▶ **Assignment**
Return each line below holding the string "synthesis".
-- Record set follows --
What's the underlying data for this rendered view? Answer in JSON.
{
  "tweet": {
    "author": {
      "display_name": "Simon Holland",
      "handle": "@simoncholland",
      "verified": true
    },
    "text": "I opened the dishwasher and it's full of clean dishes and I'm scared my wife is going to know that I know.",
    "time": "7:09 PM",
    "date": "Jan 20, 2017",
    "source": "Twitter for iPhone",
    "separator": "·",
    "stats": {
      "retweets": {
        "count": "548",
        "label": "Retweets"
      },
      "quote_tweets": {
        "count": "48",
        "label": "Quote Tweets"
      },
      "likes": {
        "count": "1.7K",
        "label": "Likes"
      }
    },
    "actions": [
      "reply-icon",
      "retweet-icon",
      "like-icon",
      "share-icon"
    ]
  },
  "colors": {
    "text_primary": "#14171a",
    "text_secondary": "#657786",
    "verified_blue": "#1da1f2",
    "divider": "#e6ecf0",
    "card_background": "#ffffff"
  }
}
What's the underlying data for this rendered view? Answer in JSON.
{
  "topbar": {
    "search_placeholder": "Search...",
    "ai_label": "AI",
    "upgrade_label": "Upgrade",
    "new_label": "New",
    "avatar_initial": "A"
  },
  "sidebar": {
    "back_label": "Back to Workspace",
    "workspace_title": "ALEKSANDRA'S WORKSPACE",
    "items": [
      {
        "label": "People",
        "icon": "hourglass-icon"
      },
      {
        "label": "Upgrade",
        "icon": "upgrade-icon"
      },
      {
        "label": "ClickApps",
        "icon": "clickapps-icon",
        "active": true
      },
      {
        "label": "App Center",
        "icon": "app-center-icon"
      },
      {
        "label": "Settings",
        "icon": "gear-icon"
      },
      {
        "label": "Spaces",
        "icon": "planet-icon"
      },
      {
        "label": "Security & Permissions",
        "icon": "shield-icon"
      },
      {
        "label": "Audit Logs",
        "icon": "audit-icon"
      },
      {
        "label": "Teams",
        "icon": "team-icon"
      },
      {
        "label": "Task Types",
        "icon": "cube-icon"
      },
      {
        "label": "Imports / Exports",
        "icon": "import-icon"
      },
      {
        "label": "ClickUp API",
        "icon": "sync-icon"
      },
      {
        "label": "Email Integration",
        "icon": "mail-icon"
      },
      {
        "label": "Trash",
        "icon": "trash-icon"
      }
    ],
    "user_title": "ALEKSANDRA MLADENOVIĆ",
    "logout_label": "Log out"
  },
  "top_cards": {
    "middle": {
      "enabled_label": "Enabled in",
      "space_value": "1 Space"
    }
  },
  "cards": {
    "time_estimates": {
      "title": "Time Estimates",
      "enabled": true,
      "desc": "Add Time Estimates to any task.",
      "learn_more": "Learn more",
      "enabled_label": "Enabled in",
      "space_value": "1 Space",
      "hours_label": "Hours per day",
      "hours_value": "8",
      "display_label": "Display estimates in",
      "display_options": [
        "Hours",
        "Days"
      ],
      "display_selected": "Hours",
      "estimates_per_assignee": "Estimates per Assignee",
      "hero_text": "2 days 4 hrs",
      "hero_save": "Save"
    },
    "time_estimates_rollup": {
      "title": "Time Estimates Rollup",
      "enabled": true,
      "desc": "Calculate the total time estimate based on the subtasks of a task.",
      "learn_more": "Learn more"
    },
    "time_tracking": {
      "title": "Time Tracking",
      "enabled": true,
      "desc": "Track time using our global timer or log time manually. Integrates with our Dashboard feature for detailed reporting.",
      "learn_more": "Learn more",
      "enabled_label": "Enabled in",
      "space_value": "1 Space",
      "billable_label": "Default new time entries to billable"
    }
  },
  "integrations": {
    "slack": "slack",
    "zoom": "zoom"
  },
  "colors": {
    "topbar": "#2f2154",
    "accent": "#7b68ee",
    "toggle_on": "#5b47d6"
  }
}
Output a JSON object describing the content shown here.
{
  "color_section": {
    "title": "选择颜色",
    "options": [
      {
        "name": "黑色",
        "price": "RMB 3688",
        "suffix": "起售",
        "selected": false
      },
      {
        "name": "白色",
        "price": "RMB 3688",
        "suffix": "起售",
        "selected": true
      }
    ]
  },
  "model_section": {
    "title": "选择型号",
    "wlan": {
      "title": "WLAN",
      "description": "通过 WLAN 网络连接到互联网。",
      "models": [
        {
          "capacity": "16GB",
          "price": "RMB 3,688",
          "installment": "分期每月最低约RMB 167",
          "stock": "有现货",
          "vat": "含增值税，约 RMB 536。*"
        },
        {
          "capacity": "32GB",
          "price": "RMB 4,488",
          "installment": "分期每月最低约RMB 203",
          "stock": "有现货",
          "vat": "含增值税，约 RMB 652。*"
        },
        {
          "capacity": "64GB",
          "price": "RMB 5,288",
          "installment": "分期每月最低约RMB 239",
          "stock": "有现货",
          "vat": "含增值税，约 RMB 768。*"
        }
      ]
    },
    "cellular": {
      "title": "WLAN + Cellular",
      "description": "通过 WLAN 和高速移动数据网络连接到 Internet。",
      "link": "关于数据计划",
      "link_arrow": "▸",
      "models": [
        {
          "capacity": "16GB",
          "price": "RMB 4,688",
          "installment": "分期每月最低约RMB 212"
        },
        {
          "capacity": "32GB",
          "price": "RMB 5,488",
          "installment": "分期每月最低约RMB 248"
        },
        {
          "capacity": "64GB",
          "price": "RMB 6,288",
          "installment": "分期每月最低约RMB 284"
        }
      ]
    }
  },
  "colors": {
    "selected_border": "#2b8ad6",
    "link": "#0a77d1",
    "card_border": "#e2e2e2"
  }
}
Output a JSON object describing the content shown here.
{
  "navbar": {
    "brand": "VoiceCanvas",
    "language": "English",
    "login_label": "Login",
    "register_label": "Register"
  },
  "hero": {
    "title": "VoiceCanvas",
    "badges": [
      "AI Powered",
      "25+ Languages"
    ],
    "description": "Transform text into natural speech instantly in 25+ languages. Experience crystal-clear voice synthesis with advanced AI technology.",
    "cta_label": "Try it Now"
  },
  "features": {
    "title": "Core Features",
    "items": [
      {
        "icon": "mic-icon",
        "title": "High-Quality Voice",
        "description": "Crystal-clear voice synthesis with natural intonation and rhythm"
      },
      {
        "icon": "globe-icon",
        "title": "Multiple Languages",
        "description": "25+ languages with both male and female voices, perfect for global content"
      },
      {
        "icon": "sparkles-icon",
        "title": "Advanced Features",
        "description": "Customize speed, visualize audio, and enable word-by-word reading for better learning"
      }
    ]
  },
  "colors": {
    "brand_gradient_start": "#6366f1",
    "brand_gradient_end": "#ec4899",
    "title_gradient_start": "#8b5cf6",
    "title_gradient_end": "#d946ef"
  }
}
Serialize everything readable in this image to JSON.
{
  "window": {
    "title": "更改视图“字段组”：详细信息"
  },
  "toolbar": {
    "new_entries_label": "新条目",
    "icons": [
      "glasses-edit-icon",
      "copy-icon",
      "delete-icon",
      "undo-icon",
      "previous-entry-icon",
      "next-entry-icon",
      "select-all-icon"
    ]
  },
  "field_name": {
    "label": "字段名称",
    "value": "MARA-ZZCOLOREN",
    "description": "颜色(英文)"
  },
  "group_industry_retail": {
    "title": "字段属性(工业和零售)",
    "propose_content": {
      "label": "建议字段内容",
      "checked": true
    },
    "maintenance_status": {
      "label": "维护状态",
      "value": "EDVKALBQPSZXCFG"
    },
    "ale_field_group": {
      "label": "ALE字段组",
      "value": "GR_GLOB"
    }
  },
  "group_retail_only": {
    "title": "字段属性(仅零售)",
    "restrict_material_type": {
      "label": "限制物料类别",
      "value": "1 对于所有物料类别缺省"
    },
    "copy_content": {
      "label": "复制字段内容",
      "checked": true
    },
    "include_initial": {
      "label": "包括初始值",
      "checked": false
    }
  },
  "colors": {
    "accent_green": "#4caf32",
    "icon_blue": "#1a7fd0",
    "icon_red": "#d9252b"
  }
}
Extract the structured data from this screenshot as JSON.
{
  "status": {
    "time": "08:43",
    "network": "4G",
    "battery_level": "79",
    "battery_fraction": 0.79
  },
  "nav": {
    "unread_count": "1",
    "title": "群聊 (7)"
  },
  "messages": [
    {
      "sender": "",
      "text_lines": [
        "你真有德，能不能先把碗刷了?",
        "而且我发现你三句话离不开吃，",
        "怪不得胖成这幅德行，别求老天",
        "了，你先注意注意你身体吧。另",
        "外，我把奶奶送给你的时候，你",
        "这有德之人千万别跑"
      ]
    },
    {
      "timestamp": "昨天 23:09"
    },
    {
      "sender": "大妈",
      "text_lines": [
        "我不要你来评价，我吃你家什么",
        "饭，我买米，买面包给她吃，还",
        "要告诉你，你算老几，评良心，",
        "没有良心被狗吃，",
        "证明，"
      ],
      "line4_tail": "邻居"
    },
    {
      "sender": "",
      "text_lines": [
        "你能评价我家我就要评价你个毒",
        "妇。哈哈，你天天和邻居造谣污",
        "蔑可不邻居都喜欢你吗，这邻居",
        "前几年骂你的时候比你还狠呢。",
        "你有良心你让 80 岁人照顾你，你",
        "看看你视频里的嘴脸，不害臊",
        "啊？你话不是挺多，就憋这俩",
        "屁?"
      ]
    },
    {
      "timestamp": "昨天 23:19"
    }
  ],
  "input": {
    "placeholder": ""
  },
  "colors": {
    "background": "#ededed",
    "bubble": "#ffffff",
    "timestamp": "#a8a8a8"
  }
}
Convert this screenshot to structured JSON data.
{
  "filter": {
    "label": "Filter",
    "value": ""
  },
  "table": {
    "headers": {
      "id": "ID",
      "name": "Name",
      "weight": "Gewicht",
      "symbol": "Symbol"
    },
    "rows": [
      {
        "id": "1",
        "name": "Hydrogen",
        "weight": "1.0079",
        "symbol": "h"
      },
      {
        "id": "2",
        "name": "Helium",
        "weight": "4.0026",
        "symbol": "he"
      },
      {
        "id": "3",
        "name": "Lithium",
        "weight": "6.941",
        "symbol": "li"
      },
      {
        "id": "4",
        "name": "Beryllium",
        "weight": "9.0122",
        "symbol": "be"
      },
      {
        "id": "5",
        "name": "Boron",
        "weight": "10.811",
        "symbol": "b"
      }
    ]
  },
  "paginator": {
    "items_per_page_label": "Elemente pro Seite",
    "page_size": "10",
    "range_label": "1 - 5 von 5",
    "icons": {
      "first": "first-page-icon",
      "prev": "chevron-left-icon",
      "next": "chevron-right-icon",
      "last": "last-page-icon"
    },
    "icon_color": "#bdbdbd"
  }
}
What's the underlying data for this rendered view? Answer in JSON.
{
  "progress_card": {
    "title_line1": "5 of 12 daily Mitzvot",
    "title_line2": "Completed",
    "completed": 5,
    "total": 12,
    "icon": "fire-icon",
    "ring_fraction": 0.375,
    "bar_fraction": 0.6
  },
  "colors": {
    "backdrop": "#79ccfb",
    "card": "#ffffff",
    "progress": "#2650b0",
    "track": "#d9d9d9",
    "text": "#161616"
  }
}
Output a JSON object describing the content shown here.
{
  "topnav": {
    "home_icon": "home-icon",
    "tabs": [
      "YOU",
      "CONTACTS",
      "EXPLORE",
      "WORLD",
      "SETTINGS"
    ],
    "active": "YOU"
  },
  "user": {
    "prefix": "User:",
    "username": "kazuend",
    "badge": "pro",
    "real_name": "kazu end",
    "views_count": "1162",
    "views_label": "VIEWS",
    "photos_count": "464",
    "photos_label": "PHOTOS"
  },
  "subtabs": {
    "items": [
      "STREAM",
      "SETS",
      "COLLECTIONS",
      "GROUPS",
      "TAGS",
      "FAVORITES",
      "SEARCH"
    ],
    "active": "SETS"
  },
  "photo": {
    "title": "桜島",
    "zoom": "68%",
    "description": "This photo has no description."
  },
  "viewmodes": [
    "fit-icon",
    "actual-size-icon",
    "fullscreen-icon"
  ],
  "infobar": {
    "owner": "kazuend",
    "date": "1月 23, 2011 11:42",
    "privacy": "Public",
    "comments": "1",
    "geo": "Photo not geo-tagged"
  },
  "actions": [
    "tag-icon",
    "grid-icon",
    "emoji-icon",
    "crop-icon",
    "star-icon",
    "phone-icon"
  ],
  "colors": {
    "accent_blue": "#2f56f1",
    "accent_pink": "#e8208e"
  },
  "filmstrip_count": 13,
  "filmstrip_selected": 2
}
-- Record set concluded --
▶ **Solution for this exercise**
    "description": "Transform text into natural speech instantly in 25+ languages. Experience crystal-clear voice synthesis with advanced AI technology.",
        "description": "Crystal-clear voice synthesis with natural intonation and rhythm"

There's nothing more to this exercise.